Input ▸

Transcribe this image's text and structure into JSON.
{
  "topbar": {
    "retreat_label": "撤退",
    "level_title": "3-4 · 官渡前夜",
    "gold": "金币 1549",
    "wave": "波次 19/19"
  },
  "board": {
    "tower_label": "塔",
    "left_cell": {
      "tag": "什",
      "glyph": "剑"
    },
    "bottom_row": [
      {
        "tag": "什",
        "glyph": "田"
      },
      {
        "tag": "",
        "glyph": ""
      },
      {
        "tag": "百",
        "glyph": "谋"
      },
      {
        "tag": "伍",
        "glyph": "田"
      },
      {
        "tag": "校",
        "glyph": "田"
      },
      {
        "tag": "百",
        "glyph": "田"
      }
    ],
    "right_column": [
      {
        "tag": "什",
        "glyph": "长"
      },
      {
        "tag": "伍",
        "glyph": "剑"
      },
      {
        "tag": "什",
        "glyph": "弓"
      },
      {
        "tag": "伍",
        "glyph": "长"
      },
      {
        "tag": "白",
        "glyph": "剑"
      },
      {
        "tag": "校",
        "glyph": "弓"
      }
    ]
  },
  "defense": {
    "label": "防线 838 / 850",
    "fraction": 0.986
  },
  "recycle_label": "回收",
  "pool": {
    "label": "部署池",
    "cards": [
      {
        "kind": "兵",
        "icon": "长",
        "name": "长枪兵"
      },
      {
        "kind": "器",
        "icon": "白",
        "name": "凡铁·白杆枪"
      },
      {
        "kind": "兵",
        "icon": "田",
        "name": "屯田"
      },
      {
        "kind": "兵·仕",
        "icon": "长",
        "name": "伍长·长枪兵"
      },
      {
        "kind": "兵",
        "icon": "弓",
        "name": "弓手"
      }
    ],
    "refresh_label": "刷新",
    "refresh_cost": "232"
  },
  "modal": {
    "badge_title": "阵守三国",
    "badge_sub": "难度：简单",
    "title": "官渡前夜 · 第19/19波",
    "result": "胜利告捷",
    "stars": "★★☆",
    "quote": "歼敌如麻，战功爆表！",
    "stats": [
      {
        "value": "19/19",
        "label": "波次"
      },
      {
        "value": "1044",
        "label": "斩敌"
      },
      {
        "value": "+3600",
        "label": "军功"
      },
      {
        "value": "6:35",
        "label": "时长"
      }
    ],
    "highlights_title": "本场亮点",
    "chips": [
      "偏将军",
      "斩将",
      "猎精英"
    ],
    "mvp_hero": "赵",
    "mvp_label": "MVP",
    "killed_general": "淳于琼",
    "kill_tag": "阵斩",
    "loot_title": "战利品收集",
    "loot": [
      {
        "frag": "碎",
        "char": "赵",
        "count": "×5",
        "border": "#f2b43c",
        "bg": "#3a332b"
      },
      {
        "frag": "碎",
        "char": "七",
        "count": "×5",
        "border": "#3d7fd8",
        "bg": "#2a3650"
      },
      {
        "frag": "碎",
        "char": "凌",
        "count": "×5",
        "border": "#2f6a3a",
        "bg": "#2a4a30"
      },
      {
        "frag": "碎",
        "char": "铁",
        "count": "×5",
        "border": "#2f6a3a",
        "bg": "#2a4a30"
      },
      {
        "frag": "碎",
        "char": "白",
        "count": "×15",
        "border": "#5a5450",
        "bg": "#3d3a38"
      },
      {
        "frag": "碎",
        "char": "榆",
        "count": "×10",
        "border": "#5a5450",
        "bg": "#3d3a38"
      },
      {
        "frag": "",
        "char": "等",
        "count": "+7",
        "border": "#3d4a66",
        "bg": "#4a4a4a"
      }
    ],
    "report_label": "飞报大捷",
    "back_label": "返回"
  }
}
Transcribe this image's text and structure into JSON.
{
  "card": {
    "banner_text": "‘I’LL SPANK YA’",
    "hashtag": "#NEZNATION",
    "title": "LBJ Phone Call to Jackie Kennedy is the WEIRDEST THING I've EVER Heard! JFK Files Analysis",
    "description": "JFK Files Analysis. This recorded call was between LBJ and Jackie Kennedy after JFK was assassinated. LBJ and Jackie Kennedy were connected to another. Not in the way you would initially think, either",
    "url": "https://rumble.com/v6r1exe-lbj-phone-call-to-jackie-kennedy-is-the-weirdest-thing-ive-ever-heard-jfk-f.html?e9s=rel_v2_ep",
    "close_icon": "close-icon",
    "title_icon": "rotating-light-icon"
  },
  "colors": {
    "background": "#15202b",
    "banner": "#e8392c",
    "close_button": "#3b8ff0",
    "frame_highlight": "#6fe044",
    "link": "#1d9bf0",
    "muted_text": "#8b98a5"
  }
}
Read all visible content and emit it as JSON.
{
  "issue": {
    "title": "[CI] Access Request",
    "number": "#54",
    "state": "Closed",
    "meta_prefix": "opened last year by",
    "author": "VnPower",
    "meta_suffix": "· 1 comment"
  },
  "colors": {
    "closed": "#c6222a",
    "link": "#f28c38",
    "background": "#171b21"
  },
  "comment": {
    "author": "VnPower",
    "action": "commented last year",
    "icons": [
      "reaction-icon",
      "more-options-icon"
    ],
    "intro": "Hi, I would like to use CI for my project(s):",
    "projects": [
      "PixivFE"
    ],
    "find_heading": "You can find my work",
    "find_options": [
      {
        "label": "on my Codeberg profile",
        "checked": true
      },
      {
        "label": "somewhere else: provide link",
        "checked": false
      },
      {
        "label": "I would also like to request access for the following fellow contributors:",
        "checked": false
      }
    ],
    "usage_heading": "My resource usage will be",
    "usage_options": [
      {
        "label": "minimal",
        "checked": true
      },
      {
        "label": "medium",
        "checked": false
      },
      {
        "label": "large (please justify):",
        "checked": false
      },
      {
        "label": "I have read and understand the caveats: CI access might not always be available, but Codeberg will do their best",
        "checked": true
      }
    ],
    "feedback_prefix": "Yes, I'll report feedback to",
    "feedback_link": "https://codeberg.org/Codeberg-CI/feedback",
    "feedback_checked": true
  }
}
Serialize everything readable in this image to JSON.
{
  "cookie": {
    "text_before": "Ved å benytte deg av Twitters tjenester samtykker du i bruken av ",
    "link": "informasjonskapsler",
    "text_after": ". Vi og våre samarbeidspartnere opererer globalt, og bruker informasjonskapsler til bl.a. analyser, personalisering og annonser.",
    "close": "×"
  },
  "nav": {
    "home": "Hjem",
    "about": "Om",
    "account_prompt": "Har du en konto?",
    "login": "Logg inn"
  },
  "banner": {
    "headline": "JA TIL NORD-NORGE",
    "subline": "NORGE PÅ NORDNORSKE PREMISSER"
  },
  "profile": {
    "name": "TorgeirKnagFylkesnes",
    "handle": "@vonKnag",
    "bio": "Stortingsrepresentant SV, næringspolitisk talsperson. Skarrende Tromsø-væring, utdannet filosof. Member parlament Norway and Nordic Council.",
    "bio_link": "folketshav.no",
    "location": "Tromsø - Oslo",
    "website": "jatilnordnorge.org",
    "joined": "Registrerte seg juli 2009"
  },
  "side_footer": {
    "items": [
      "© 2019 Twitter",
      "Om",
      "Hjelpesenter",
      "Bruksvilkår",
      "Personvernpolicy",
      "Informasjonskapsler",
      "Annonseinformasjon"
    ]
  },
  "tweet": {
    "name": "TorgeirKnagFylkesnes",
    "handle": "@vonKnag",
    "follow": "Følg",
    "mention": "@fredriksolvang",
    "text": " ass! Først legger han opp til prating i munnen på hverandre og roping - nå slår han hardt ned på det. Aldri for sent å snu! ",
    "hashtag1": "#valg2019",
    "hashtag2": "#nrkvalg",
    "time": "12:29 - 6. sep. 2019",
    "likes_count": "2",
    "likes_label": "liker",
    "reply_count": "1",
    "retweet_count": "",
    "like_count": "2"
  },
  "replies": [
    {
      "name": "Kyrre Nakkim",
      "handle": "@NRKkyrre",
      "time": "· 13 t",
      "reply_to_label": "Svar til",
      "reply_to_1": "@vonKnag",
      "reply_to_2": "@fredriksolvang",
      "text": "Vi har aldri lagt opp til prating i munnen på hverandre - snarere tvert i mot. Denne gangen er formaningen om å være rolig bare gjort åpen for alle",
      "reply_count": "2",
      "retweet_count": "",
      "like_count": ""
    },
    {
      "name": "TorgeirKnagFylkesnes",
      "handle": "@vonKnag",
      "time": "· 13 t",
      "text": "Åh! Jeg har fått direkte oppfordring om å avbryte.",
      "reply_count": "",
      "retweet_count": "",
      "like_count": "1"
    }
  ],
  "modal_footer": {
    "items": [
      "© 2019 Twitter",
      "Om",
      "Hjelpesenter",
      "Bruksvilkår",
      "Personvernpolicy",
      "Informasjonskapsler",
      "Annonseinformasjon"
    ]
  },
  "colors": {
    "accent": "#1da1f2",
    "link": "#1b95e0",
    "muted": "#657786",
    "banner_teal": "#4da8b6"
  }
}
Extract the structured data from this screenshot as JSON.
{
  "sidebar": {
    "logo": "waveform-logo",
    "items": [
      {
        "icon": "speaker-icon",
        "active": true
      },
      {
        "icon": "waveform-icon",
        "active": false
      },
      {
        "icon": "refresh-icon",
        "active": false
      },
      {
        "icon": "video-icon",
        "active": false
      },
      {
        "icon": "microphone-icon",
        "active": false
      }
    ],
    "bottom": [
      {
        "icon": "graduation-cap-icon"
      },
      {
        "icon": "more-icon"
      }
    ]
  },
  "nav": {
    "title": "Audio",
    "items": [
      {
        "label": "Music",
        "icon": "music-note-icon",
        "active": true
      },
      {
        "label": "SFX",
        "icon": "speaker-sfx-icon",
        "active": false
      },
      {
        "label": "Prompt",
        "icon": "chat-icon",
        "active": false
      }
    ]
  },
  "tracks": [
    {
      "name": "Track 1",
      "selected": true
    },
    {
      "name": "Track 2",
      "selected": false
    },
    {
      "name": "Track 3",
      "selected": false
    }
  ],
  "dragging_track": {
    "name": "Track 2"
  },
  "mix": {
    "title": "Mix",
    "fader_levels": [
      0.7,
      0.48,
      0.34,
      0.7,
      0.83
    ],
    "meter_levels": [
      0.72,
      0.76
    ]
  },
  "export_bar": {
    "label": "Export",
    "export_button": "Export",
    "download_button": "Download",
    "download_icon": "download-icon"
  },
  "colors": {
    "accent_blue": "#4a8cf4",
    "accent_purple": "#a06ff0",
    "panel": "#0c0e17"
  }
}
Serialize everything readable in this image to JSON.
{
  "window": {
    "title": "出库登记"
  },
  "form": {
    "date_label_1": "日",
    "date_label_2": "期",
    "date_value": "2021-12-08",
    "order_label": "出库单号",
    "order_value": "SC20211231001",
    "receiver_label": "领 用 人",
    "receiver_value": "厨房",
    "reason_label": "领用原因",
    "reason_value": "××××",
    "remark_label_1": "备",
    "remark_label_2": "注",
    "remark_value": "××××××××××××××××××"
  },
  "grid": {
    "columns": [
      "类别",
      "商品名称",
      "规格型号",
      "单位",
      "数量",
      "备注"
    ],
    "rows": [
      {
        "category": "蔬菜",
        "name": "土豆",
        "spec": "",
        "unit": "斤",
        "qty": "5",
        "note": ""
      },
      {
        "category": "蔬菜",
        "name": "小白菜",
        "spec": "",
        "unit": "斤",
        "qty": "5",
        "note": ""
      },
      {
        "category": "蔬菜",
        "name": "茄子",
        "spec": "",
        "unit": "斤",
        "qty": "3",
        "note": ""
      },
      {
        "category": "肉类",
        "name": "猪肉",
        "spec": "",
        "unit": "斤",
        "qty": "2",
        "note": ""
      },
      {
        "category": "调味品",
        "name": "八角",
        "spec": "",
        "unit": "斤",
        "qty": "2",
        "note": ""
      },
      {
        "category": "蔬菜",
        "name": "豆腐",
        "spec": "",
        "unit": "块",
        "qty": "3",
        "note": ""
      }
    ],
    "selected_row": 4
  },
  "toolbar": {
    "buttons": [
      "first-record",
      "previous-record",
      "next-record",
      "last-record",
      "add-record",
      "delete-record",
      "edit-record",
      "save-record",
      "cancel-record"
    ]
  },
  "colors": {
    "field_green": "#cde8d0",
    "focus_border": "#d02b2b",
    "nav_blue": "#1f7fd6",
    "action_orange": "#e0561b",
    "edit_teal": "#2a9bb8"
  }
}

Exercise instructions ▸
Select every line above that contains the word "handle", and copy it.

The completed task ▸
    "handle": "@vonKnag",
    "handle": "@vonKnag",
      "handle": "@NRKkyrre",
      "handle": "@vonKnag",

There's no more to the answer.